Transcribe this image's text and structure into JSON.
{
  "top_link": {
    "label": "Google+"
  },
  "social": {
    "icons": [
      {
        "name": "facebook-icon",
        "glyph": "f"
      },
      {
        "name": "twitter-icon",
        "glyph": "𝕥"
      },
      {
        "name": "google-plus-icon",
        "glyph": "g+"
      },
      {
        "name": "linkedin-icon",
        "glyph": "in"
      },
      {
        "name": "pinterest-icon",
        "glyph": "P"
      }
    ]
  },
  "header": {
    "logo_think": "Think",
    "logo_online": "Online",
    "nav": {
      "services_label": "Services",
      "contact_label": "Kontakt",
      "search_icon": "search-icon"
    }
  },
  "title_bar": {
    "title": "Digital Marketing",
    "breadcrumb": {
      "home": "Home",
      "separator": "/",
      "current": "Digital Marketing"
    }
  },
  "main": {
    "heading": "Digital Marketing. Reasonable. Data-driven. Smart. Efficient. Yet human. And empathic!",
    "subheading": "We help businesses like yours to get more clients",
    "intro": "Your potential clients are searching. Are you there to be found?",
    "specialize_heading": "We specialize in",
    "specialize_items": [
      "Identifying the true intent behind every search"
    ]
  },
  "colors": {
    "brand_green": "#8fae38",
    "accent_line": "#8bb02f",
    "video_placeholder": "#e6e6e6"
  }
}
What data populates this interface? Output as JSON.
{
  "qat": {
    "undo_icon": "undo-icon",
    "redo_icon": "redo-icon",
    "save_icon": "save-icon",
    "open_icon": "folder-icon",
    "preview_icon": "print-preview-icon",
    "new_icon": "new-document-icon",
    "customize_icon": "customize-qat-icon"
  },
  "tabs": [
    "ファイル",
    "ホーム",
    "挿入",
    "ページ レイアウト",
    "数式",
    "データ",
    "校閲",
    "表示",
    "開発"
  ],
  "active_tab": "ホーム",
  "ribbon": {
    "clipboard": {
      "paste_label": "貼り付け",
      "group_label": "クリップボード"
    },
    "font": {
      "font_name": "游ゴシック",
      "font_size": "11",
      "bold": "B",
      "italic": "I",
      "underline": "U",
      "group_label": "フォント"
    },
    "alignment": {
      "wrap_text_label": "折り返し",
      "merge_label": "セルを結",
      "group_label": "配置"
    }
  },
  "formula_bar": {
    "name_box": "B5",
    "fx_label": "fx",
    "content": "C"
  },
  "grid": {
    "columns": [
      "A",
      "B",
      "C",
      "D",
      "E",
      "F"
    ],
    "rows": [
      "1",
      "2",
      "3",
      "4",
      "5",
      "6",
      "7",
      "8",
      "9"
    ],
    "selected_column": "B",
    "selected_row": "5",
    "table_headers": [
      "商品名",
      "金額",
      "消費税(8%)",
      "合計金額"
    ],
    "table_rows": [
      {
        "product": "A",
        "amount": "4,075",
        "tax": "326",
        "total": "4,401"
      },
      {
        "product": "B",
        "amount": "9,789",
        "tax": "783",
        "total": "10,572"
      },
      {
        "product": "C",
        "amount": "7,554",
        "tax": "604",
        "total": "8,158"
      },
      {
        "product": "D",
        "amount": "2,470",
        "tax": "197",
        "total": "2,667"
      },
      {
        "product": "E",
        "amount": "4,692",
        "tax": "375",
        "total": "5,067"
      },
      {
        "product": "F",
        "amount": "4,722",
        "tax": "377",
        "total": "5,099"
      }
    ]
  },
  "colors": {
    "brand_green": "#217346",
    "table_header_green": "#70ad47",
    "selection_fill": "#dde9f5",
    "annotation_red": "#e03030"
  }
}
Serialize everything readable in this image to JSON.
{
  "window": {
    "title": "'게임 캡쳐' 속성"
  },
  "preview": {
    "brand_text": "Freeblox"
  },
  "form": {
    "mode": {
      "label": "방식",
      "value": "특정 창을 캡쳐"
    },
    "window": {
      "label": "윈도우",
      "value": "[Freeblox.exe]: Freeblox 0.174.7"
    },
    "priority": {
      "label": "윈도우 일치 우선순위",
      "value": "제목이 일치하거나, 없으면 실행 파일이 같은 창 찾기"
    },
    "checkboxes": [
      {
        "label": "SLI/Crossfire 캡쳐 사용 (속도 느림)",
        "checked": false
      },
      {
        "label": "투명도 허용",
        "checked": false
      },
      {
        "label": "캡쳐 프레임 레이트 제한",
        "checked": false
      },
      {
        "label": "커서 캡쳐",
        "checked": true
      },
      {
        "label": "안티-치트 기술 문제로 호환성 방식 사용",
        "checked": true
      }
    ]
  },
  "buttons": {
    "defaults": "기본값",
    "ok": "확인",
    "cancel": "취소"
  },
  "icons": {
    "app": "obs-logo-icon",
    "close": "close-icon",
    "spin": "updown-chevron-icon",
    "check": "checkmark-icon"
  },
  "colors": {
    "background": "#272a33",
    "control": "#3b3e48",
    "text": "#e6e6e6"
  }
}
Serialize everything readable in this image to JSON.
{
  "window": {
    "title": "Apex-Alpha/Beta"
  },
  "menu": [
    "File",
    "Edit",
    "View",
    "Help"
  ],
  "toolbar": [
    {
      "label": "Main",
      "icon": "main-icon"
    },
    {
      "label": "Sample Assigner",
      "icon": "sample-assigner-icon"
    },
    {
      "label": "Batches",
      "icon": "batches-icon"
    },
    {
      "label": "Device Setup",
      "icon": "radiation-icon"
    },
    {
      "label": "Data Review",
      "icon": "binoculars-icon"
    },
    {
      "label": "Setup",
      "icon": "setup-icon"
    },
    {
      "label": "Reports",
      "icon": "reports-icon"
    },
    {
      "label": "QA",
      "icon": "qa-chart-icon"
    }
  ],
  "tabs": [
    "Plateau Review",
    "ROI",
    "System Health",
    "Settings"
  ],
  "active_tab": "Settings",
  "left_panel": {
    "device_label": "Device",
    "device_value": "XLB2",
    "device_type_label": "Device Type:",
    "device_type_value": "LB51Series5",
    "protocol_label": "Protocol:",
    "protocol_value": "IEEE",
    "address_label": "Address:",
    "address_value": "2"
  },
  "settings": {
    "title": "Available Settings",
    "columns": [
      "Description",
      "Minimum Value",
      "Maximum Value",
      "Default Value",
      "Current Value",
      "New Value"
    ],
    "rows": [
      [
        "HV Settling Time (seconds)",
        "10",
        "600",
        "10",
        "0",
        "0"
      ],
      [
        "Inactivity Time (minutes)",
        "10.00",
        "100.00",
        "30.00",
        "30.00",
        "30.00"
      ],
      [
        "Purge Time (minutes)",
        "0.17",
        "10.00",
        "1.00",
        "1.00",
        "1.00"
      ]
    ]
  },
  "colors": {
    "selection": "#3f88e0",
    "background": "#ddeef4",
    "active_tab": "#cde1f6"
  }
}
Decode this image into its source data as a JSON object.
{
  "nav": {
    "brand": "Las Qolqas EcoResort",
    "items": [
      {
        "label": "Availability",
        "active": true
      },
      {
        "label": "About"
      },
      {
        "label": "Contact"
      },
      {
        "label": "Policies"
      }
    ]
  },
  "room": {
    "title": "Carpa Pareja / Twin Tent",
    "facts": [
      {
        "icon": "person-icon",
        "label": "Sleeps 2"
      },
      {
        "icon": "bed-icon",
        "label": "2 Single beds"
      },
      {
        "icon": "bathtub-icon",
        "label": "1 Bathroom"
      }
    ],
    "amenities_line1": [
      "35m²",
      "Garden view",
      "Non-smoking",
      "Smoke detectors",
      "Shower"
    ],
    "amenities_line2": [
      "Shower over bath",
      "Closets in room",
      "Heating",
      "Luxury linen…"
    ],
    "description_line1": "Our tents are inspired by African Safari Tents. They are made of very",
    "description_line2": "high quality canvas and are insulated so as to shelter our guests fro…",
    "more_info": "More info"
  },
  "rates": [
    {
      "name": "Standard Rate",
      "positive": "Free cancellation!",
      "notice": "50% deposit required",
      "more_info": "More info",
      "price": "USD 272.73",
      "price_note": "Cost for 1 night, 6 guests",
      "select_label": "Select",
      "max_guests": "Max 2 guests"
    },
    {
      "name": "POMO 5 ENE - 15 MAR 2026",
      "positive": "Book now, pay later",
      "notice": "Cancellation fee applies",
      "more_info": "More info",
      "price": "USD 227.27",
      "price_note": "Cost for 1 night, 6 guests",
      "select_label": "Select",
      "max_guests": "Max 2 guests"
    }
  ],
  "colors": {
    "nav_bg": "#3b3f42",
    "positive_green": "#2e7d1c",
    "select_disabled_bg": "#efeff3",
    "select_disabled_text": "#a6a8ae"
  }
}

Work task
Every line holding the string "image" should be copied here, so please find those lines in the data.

Response
Transcribe this image's text and structure into JSON.
Serialize everything readable in this image to JSON.
Serialize everything readable in this image to JSON.
Decode this image into its source data as a JSON object.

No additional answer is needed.